I've been in Casper Wyoming the last few days at the Workshop of Quantum Science and Engineering, put together by Dr. Marlan Scully. The point of the workshop is to discuss the various work we're doing, exchange ideas, and all the other stuff that usually happens at these physics shindigs. We've also had a few talks celebrating 50 years of the laser and 95 years of its inventor, the Nobel laureate legend Dr. Charles Hard Townes. Dr. Scully says he's the greatest living scientist, and I have to say I think he's got a pretty good case.
Casper, Wyoming is Dr. Scully's hometown, and he makes sure we have lots of time to explore the area and do various outdoor things. For now I'm not going to talk much about the science because I haven't had time to get an outline together and organize things, so this'll be more or less just some photographic highlights.
First of all, Wyoming. Experimentalists talk about typical data, this is Typical Casper:
Here's part of one of Dr. Scully's family pieces of land, which the Audubon Society is managing as a nature preserve:
The Quantum Cowboy himself:
Your host, on Independence Rock (twice!). Ah, the old-school Oregon Trail computer game memories...
Dr. Townes in a quiet moment:
i played Oregon Trail on a decwriter with an acoustically coupled modem that we used to log into the mainframe. it had a roatary dial phone. gotta love teh 80's tech.
Do you have a pie tin? Placer gold hydrodynamically segregates on the inner curves of river oxbows. Slosh your gravel to remove mud, continue to remove light sediment, reduce it down to heavy fines.

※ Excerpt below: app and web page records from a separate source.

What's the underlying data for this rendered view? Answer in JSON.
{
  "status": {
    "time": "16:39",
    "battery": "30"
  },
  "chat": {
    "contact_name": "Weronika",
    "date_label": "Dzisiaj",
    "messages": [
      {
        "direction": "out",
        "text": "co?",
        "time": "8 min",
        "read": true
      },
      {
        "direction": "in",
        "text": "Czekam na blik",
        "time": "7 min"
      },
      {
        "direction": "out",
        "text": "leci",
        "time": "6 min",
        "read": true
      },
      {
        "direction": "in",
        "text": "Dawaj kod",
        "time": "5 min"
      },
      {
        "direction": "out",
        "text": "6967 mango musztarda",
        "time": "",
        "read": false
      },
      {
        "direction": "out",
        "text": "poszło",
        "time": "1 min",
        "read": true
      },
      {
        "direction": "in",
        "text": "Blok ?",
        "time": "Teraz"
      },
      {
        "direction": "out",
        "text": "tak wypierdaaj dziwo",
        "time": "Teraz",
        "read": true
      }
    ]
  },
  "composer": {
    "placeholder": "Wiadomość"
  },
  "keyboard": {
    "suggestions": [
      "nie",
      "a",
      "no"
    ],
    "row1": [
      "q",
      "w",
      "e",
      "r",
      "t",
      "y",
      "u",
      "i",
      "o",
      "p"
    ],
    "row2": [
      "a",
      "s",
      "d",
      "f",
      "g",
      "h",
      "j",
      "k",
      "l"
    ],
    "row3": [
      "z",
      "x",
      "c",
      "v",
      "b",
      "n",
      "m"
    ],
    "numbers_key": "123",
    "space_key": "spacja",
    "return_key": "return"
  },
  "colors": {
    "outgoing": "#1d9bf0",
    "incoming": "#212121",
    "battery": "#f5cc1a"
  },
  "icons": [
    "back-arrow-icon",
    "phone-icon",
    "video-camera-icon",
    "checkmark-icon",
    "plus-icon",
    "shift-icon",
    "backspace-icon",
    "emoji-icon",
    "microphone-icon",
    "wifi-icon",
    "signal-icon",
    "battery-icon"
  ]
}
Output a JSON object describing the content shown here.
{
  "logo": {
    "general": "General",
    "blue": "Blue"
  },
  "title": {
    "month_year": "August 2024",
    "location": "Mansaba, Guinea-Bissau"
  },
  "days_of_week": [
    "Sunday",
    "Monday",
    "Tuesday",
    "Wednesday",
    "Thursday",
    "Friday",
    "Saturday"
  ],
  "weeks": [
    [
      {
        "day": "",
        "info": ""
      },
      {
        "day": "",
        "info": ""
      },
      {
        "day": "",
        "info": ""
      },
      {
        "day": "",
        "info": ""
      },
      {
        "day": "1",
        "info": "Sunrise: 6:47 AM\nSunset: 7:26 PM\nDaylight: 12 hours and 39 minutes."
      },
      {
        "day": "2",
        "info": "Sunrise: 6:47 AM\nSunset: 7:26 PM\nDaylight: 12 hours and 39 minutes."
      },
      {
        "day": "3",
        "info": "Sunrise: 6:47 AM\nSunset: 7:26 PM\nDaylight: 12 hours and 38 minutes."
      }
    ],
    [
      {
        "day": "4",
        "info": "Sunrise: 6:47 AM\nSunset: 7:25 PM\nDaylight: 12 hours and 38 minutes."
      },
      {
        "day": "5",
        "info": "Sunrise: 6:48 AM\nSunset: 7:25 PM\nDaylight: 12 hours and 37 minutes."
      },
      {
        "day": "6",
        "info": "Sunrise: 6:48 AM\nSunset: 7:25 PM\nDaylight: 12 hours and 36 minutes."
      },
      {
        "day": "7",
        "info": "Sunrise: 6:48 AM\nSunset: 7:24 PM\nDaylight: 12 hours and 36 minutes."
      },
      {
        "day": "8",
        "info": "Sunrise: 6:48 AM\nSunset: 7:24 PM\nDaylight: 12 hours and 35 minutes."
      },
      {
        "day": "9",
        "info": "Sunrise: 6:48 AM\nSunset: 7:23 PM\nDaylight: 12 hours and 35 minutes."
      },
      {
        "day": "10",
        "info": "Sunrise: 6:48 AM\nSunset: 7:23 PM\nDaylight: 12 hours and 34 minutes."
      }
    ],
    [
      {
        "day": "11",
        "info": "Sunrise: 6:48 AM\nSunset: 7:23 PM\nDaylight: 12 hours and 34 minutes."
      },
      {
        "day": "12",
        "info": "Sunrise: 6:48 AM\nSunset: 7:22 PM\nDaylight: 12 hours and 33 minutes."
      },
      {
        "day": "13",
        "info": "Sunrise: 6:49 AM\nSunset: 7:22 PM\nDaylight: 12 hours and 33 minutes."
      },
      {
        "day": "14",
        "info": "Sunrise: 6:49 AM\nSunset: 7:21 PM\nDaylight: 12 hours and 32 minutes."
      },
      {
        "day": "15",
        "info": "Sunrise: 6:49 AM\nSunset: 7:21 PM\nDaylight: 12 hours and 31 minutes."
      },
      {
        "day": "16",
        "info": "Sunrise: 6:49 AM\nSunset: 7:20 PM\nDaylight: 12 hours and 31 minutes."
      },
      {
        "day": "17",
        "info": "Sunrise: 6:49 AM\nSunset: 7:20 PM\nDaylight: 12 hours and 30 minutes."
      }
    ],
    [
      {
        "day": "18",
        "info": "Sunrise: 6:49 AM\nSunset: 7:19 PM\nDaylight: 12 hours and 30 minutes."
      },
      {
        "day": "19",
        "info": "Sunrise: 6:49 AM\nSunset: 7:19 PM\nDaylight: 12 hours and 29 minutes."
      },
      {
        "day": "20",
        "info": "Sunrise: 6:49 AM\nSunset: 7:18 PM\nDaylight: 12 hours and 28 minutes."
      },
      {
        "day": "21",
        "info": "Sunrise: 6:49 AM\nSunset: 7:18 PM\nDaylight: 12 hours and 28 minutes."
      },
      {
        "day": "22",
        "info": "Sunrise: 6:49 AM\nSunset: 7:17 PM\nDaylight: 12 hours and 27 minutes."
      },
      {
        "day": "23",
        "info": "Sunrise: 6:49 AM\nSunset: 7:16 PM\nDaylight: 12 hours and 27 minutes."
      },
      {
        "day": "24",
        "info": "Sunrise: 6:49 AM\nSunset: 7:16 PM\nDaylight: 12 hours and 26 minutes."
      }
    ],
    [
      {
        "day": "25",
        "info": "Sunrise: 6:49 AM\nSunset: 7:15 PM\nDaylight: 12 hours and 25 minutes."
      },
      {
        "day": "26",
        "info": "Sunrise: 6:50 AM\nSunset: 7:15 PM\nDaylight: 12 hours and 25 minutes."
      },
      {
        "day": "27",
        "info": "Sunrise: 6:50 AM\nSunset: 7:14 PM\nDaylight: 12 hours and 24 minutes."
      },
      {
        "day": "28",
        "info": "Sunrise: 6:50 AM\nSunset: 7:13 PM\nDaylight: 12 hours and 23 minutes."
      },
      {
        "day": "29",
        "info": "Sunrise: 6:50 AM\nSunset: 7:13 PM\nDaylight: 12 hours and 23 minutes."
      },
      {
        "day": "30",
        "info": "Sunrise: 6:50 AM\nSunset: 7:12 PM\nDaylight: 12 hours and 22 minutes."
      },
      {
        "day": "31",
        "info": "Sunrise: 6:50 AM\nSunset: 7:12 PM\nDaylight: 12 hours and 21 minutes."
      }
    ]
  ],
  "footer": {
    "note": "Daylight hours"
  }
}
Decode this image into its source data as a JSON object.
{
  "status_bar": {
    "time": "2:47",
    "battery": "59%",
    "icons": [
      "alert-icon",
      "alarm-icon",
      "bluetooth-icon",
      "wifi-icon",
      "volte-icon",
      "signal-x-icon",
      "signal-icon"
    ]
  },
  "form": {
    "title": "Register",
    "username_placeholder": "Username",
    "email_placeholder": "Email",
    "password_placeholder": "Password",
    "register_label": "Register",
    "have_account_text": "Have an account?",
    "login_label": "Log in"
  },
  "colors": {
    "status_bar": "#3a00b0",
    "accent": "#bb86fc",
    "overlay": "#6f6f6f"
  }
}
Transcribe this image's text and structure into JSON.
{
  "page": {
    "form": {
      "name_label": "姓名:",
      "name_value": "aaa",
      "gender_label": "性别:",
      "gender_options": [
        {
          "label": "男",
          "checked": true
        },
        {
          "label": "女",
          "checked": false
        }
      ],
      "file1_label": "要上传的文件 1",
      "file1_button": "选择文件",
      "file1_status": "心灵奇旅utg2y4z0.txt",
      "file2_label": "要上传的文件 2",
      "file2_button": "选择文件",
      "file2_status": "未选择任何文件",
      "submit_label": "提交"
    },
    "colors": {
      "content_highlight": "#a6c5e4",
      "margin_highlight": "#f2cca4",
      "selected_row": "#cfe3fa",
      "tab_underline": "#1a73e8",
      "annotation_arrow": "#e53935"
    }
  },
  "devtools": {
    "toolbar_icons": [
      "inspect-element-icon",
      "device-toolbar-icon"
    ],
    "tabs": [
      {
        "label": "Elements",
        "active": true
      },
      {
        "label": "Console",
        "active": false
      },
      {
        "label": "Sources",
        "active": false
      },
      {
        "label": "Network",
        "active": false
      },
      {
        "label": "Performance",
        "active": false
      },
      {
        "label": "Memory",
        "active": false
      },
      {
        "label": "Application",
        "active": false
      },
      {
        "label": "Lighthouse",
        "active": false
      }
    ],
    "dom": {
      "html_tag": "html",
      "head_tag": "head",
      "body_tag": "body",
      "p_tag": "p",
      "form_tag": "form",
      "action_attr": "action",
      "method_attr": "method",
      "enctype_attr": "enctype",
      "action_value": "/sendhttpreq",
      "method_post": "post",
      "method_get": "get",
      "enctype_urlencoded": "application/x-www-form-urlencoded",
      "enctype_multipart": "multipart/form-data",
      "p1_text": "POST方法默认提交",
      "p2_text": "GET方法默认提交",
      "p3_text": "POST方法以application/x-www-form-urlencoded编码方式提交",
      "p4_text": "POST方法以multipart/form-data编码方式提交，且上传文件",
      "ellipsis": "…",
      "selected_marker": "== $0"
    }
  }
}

Collect your heavy fines, add a drop of mercury, slosh that around to amalgamate gold. Cut into a raw potato, put your recovered Hg drop at the center, close potato, wrap in Al foil, place in coals of your dinner fire.
Com back in the morning, recover potato remains, go through the blackened mess, see if a gold nugget is at the center. Disposing of the Hg-contaminated potato is left as an exercise for the interested reader.